Whilst we have also reduced our packaging (especially plastic) we recognise that our biggest emissions come from the metals in our bikes, so that is the key long-term focus."
What are the biggest challenges you have faced so far?
"We face several major challenges:
- aluminium suppliers in the far east have been very resistant to making the switch to recycled aluminium, so we may have to radically alter our supply chain to make our frames locally and thereby control the recycled content of the aluminium;
- suppliers have been reluctant to change their shipping & packaging processes to reduce single-use packaging;
- it has taken 5 years of discussion with 2 of our landlords to persuade them to switch to renewables;
- I see the biggest future challenge being getting bikes back to us, or to regional hubs, at the end of their useful life so that we can remanufacture parts and reuse the aluminium."
What are your ambitions for both short and long term?
"In the next couple of years we should be able to dramatically cut our scope 3 emissions by sourcing low carbon aluminium. This may happen through our existing suppliers in the far east, but we are also exploring alternative frame manufacturers in UK and Europe; this would take a number of months to develop because there is very little frame building capacity in UK/Europe currently and substantial investment in robotics would be required to make it cost effective.
For the longer term, we aim for fully closed-loop operations where all end-of-life bikes come back into our supply chain for reuse, remanufacture or recycling. This will require a very large investment in infrastructure and skills, and is likely to require collaboration throughout our industry to make it economically viable. Legislation has pushed this forward in the automotive and electronics industries in recent years; it is likely that the bike industry can learn from these models."
What do you expect of the cycling community on this journey?
"We expect bike riding families to be at the forefront of embracing the circular economy, and we already see enthusiasm for reuse of bikes and parts.
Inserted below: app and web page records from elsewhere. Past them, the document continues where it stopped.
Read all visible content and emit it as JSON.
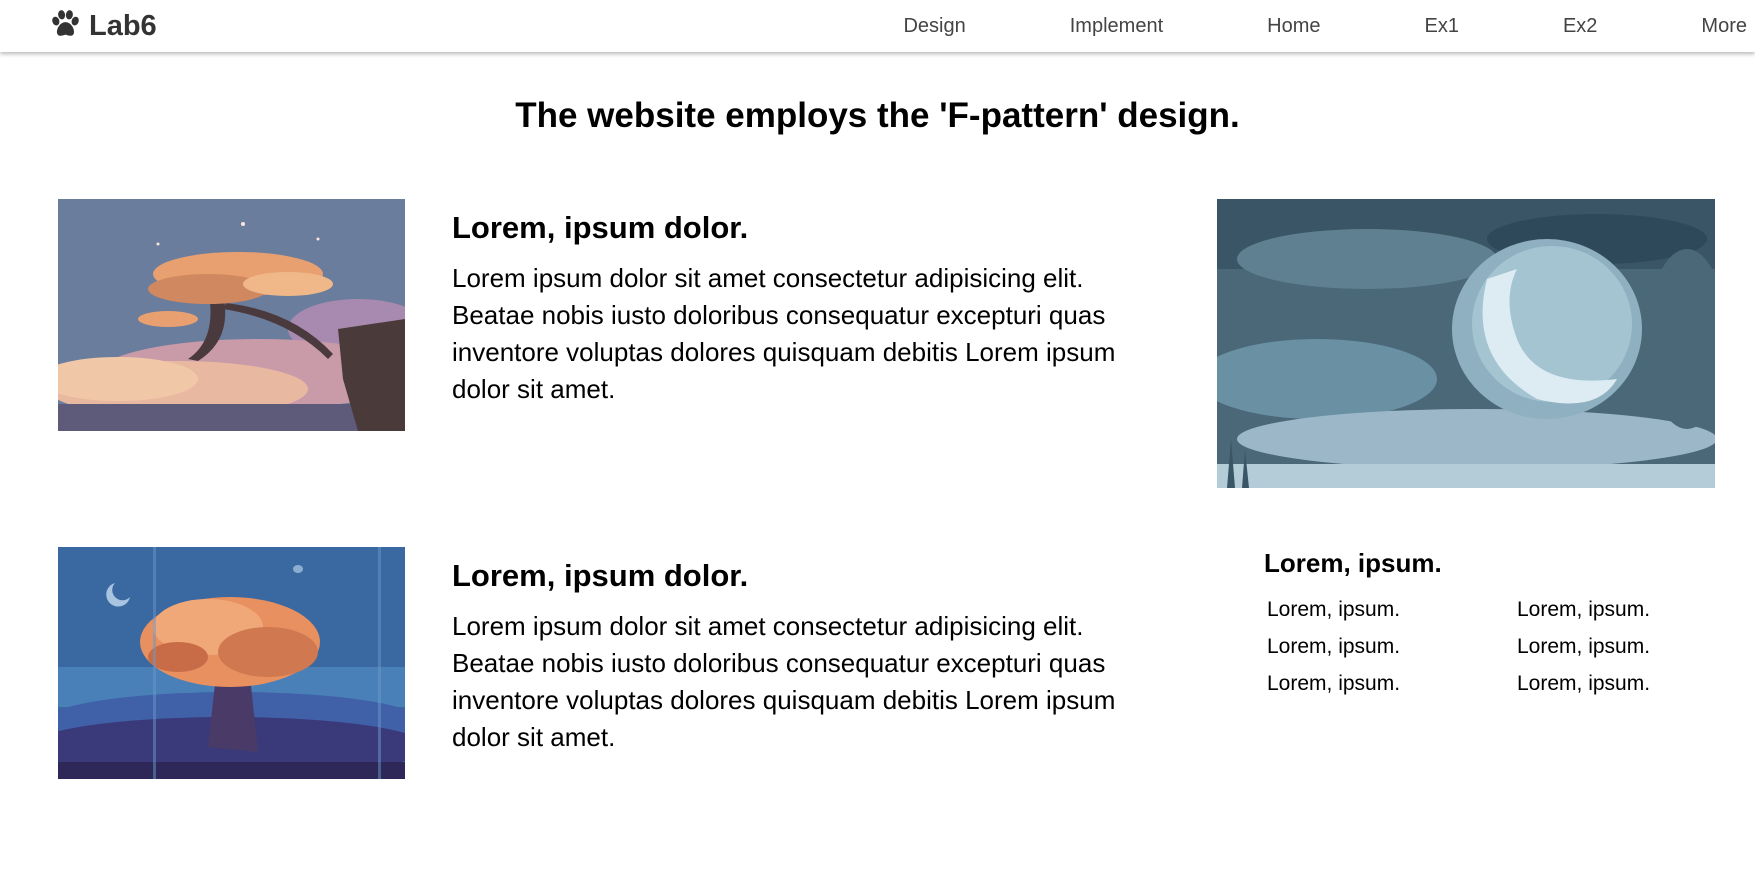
{
  "brand": {
    "name": "Lab6",
    "icon": "paw-icon"
  },
  "nav": {
    "links": [
      "Design",
      "Implement",
      "Home",
      "Ex1",
      "Ex2",
      "More"
    ]
  },
  "page": {
    "title": "The website employs the 'F-pattern' design."
  },
  "articles": [
    {
      "heading": "Lorem, ipsum dolor.",
      "body": "Lorem ipsum dolor sit amet consectetur adipisicing elit. Beatae nobis iusto doloribus consequatur excepturi quas inventore voluptas dolores quisquam debitis Lorem ipsum dolor sit amet."
    },
    {
      "heading": "Lorem, ipsum dolor.",
      "body": "Lorem ipsum dolor sit amet consectetur adipisicing elit. Beatae nobis iusto doloribus consequatur excepturi quas inventore voluptas dolores quisquam debitis Lorem ipsum dolor sit amet."
    }
  ],
  "side_list": {
    "heading": "Lorem, ipsum.",
    "items": [
      "Lorem, ipsum.",
      "Lorem, ipsum.",
      "Lorem, ipsum.",
      "Lorem, ipsum.",
      "Lorem, ipsum.",
      "Lorem, ipsum."
    ]
  },
  "colors": {
    "nav_text": "#444444",
    "brand_text": "#333333",
    "background": "#ffffff"
  }
}
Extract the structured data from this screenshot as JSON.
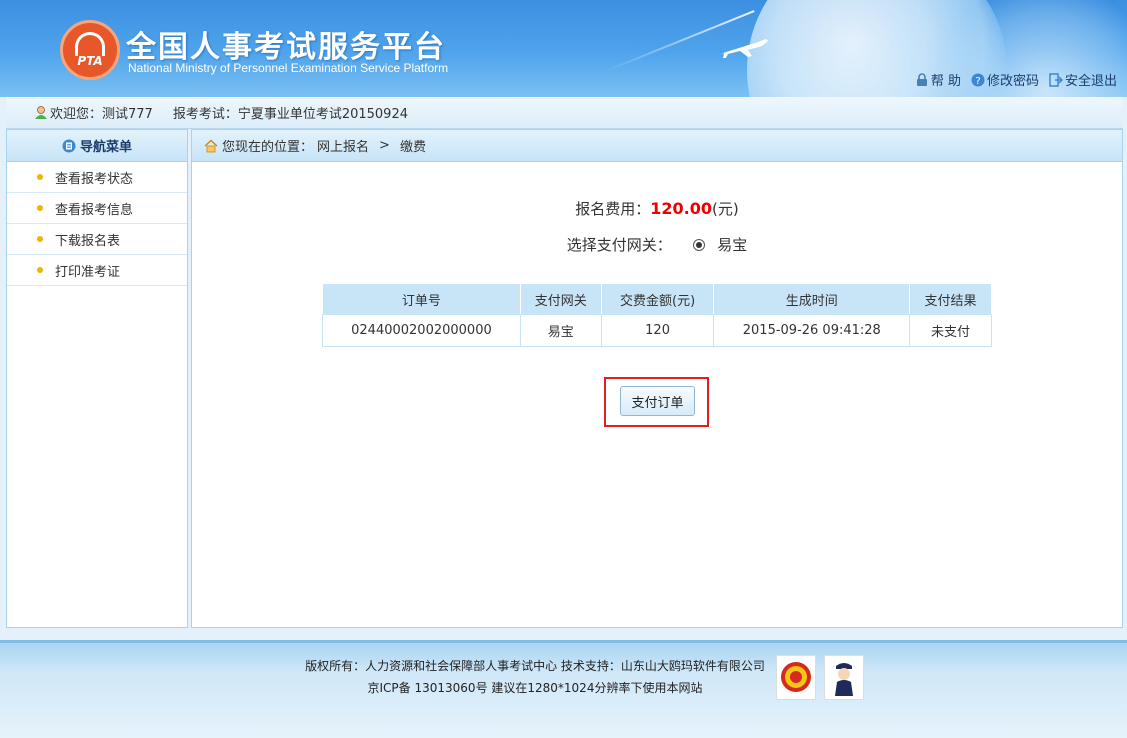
{
  "header": {
    "logo_text": "PTA",
    "title": "全国人事考试服务平台",
    "subtitle": "National Ministry of Personnel Examination Service Platform",
    "links": [
      {
        "label": "帮 助",
        "icon": "lock-icon"
      },
      {
        "label": "修改密码",
        "icon": "help-icon"
      },
      {
        "label": "安全退出",
        "icon": "logout-icon"
      }
    ]
  },
  "welcome": {
    "greeting": "欢迎您：测试777",
    "exam": "报考考试：宁夏事业单位考试20150924"
  },
  "sidebar": {
    "title": "导航菜单",
    "items": [
      {
        "label": "查看报考状态"
      },
      {
        "label": "查看报考信息"
      },
      {
        "label": "下载报名表"
      },
      {
        "label": "打印准考证"
      }
    ]
  },
  "breadcrumb": {
    "prefix": "您现在的位置：",
    "path1": "网上报名",
    "sep": ">",
    "path2": "缴费"
  },
  "payment": {
    "fee_label": "报名费用：",
    "fee_amount": "120.00",
    "fee_unit": "(元)",
    "gateway_label": "选择支付网关：",
    "gateway_option": "易宝",
    "button_label": "支付订单"
  },
  "orders": {
    "headers": [
      "订单号",
      "支付网关",
      "交费金额(元)",
      "生成时间",
      "支付结果"
    ],
    "rows": [
      [
        "02440002002000000",
        "易宝",
        "120",
        "2015-09-26 09:41:28",
        "未支付"
      ]
    ]
  },
  "footer": {
    "line1": "版权所有：人力资源和社会保障部人事考试中心  技术支持：山东山大鸥玛软件有限公司",
    "line2": "京ICP备 13013060号  建议在1280*1024分辨率下使用本网站"
  },
  "colors": {
    "header_blue": "#3c8fe0",
    "fee_red": "#e00000",
    "highlight_red": "#e02020",
    "table_header": "#c8e4f7"
  }
}
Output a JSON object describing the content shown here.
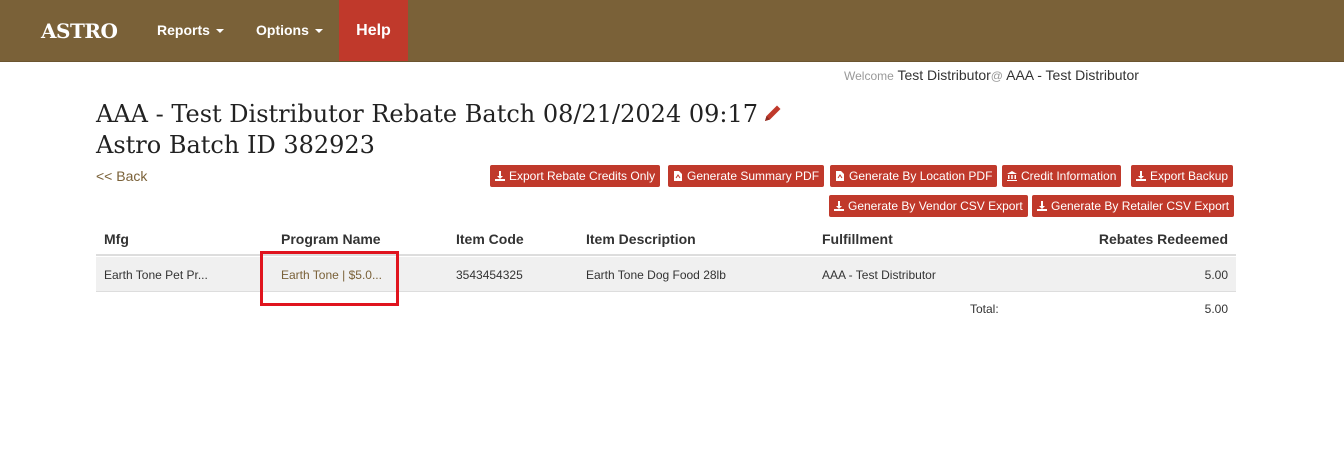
{
  "nav": {
    "brand": "ASTRO",
    "reports": "Reports",
    "options": "Options",
    "help": "Help"
  },
  "welcome": {
    "label": "Welcome",
    "user": "Test Distributor",
    "at": "@",
    "org": "AAA - Test Distributor"
  },
  "page": {
    "title": "AAA - Test Distributor Rebate Batch 08/21/2024 09:17",
    "subtitle": "Astro Batch ID 382923",
    "back": "<< Back"
  },
  "buttons": {
    "export_rebate_credits": "Export Rebate Credits Only",
    "summary_pdf": "Generate Summary PDF",
    "location_pdf": "Generate By Location PDF",
    "credit_info": "Credit Information",
    "export_backup": "Export Backup",
    "vendor_csv": "Generate By Vendor CSV Export",
    "retailer_csv": "Generate By Retailer CSV Export"
  },
  "table": {
    "headers": [
      "Mfg",
      "Program Name",
      "Item Code",
      "Item Description",
      "Fulfillment",
      "Rebates Redeemed"
    ],
    "rows": [
      [
        "Earth Tone Pet Pr...",
        "Earth Tone | $5.0...",
        "3543454325",
        "Earth Tone Dog Food 28lb",
        "AAA - Test Distributor",
        "5.00"
      ]
    ],
    "total_label": "Total:",
    "total_value": "5.00"
  },
  "colors": {
    "navbar": "#7a6138",
    "accent": "#c0392b",
    "highlight": "#e0141e"
  }
}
In this time of very high demand of bikes (since summer 2020), the secondhand market is thriving; consumers appreciate the cost savings and the environmental benefits of multiple ownership in children’s bikes, and we are launching an MOT scheme so that families can take their 2nd hand Frog to a dealer and get a comprehensive safety check and warranty renewal."